(Web page and app entries)
======

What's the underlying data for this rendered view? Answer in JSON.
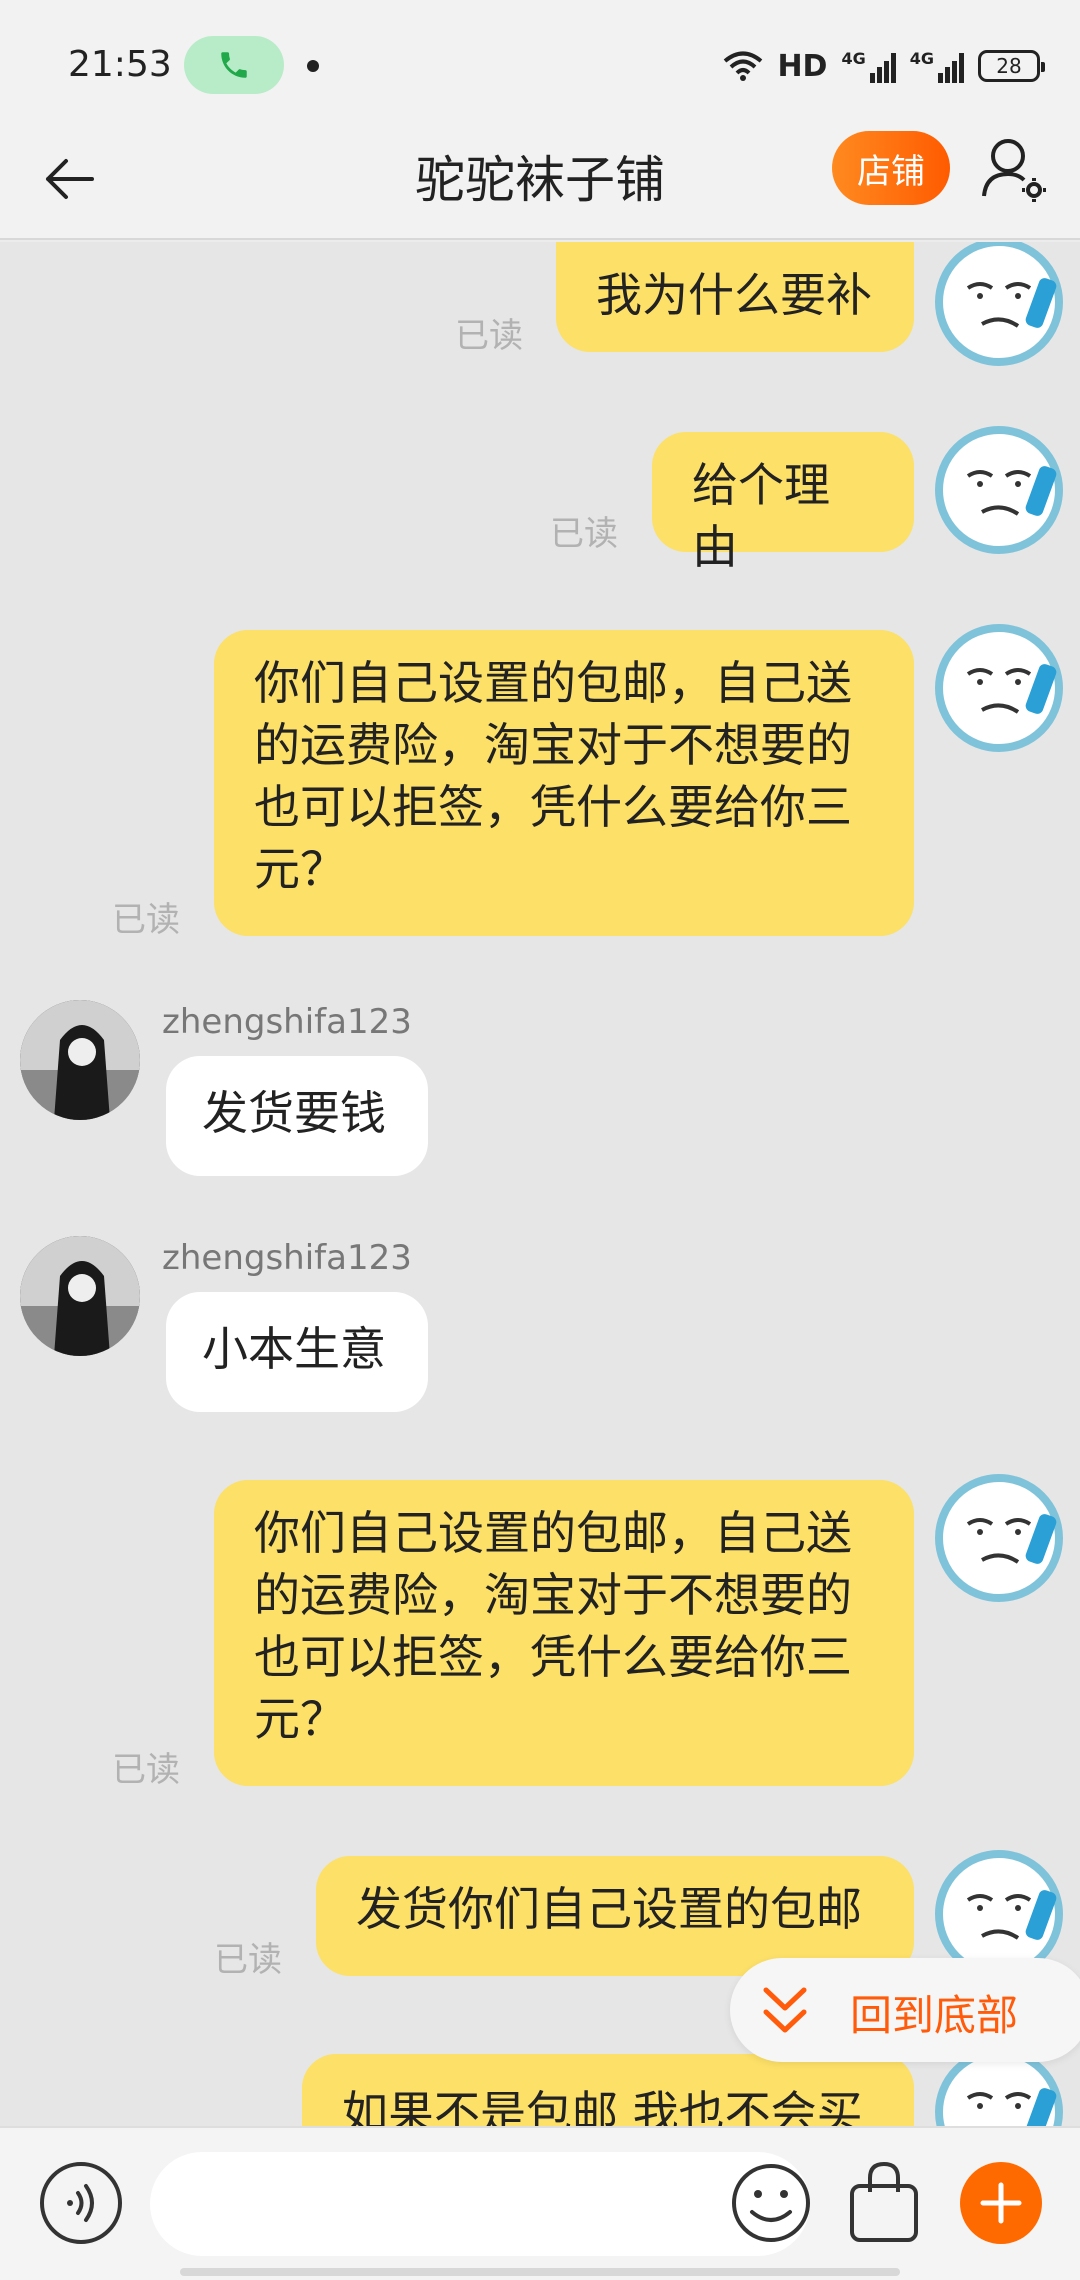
{
  "status_bar": {
    "time": "21:53",
    "hd_label": "HD",
    "network_1": "4G",
    "network_2": "4G",
    "battery": "28",
    "icons": [
      "phone-call-icon",
      "wifi-icon",
      "signal-icon",
      "battery-icon"
    ]
  },
  "header": {
    "title": "驼驼袜子铺",
    "shop_button": "店铺",
    "accent_color": "#ff6a00"
  },
  "messages": [
    {
      "side": "mine",
      "text": "我为什么要补",
      "read": "已读"
    },
    {
      "side": "mine",
      "text": "给个理由",
      "read": "已读"
    },
    {
      "side": "mine",
      "text": "你们自己设置的包邮，自己送的运费险，淘宝对于不想要的也可以拒签，凭什么要给你三元？",
      "read": "已读"
    },
    {
      "side": "theirs",
      "sender": "zhengshifa123",
      "text": "发货要钱"
    },
    {
      "side": "theirs",
      "sender": "zhengshifa123",
      "text": "小本生意"
    },
    {
      "side": "mine",
      "text": "你们自己设置的包邮，自己送的运费险，淘宝对于不想要的也可以拒签，凭什么要给你三元？",
      "read": "已读"
    },
    {
      "side": "mine",
      "text": "发货你们自己设置的包邮",
      "read": "已读"
    },
    {
      "side": "mine",
      "text": "如果不是包邮 我也不会买"
    }
  ],
  "back_to_bottom": "回到底部",
  "input": {
    "placeholder": ""
  },
  "colors": {
    "mine_bubble": "#fce068",
    "theirs_bubble": "#ffffff",
    "chat_bg": "#e6e6e6"
  }
}
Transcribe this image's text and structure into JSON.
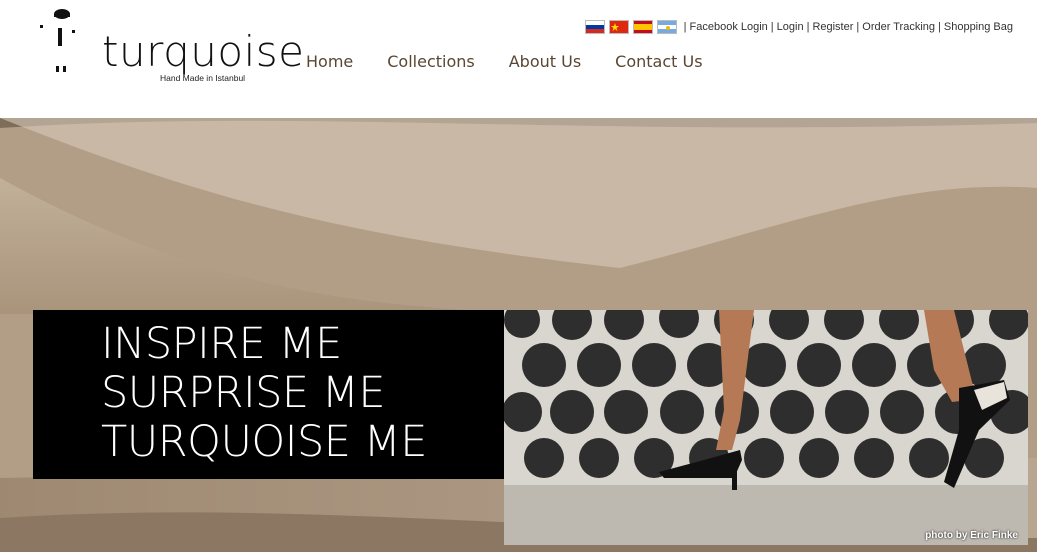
{
  "brand": {
    "name": "turquoise",
    "tagline": "Hand Made in Istanbul"
  },
  "nav": [
    {
      "label": "Home"
    },
    {
      "label": "Collections"
    },
    {
      "label": "About Us"
    },
    {
      "label": "Contact Us"
    }
  ],
  "flags": [
    {
      "icon": "russia-flag-icon"
    },
    {
      "icon": "china-flag-icon"
    },
    {
      "icon": "spain-flag-icon"
    },
    {
      "icon": "argentina-flag-icon"
    }
  ],
  "toplinks": [
    {
      "label": "Facebook Login"
    },
    {
      "label": "Login"
    },
    {
      "label": "Register"
    },
    {
      "label": "Order Tracking"
    },
    {
      "label": "Shopping Bag"
    }
  ],
  "banner": {
    "lines": [
      "INSPIRE ME",
      "SURPRISE ME",
      "TURQUOISE ME"
    ],
    "credit": "photo by Eric Finke"
  },
  "colors": {
    "nav_text": "#5a4632",
    "banner_bg": "#b7a48b",
    "slogan_box": "#000000"
  }
}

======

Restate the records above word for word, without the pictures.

What's the underlying data for this rendered view? Answer in JSON.
{
  "status_bar": {
    "time": "21:53",
    "hd_label": "HD",
    "network_1": "4G",
    "network_2": "4G",
    "battery": "28",
    "icons": [
      "phone-call-icon",
      "wifi-icon",
      "signal-icon",
      "battery-icon"
    ]
  },
  "header": {
    "title": "驼驼袜子铺",
    "shop_button": "店铺",
    "accent_color": "#ff6a00"
  },
  "messages": [
    {
      "side": "mine",
      "text": "我为什么要补",
      "read": "已读"
    },
    {
      "side": "mine",
      "text": "给个理由",
      "read": "已读"
    },
    {
      "side": "mine",
      "text": "你们自己设置的包邮，自己送的运费险，淘宝对于不想要的也可以拒签，凭什么要给你三元？",
      "read": "已读"
    },
    {
      "side": "theirs",
      "sender": "zhengshifa123",
      "text": "发货要钱"
    },
    {
      "side": "theirs",
      "sender": "zhengshifa123",
      "text": "小本生意"
    },
    {
      "side": "mine",
      "text": "你们自己设置的包邮，自己送的运费险，淘宝对于不想要的也可以拒签，凭什么要给你三元？",
      "read": "已读"
    },
    {
      "side": "mine",
      "text": "发货你们自己设置的包邮",
      "read": "已读"
    },
    {
      "side": "mine",
      "text": "如果不是包邮 我也不会买"
    }
  ],
  "back_to_bottom": "回到底部",
  "input": {
    "placeholder": ""
  },
  "colors": {
    "mine_bubble": "#fce068",
    "theirs_bubble": "#ffffff",
    "chat_bg": "#e6e6e6"
  }
}
Transcribe this image's text and structure into JSON.
{
  "brand": {
    "name": "turquoise",
    "tagline": "Hand Made in Istanbul"
  },
  "nav": [
    {
      "label": "Home"
    },
    {
      "label": "Collections"
    },
    {
      "label": "About Us"
    },
    {
      "label": "Contact Us"
    }
  ],
  "flags": [
    {
      "icon": "russia-flag-icon"
    },
    {
      "icon": "china-flag-icon"
    },
    {
      "icon": "spain-flag-icon"
    },
    {
      "icon": "argentina-flag-icon"
    }
  ],
  "toplinks": [
    {
      "label": "Facebook Login"
    },
    {
      "label": "Login"
    },
    {
      "label": "Register"
    },
    {
      "label": "Order Tracking"
    },
    {
      "label": "Shopping Bag"
    }
  ],
  "banner": {
    "lines": [
      "INSPIRE ME",
      "SURPRISE ME",
      "TURQUOISE ME"
    ],
    "credit": "photo by Eric Finke"
  },
  "colors": {
    "nav_text": "#5a4632",
    "banner_bg": "#b7a48b",
    "slogan_box": "#000000"
  }
}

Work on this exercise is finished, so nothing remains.